[Work item] Return a copy of every line in the data below that contains "JSON".

[App and web page records]
● ● ● ● ●
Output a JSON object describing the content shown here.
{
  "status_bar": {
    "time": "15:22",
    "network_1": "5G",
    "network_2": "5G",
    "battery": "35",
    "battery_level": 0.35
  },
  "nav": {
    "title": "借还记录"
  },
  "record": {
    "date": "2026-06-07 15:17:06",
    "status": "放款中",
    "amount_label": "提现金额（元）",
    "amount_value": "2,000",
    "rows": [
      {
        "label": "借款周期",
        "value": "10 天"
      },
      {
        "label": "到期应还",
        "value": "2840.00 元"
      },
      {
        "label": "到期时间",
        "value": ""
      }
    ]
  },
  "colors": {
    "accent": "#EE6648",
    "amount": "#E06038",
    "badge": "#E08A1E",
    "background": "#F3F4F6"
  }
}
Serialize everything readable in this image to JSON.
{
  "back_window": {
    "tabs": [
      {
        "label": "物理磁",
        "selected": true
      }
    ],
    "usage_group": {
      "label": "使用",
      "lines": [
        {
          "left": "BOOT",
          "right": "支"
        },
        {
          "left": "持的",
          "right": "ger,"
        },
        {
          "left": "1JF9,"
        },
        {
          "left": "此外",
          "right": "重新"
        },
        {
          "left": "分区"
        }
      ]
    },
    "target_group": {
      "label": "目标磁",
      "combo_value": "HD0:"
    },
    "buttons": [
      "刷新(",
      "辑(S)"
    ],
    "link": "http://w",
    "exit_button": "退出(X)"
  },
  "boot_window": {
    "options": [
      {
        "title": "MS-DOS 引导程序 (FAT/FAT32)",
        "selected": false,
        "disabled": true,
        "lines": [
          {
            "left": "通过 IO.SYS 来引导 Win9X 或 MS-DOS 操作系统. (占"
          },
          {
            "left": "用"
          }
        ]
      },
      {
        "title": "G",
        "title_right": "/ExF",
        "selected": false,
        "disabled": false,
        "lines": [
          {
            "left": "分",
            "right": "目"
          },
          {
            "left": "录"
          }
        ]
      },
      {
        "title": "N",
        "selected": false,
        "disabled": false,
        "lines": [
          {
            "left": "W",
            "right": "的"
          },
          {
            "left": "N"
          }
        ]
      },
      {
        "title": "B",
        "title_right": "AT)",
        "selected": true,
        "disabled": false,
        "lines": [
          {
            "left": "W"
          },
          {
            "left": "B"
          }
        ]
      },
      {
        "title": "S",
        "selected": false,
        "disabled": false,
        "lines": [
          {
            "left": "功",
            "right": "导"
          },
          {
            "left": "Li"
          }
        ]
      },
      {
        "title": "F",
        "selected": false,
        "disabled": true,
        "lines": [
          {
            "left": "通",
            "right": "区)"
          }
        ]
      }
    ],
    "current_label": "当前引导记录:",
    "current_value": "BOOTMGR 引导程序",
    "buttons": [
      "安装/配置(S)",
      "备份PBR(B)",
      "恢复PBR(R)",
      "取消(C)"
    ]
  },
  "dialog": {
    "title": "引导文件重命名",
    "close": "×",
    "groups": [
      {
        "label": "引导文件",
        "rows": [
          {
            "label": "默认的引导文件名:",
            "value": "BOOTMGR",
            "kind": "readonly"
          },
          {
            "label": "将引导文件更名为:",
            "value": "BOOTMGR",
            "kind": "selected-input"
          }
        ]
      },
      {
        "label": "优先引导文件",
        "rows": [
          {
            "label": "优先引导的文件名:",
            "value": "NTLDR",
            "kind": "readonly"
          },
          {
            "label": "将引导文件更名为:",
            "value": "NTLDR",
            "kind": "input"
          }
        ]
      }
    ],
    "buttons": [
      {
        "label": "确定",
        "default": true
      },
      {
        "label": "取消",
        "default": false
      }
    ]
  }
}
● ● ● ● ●
[Answer section]
Output a JSON object describing the content shown here.
Serialize everything readable in this image to JSON.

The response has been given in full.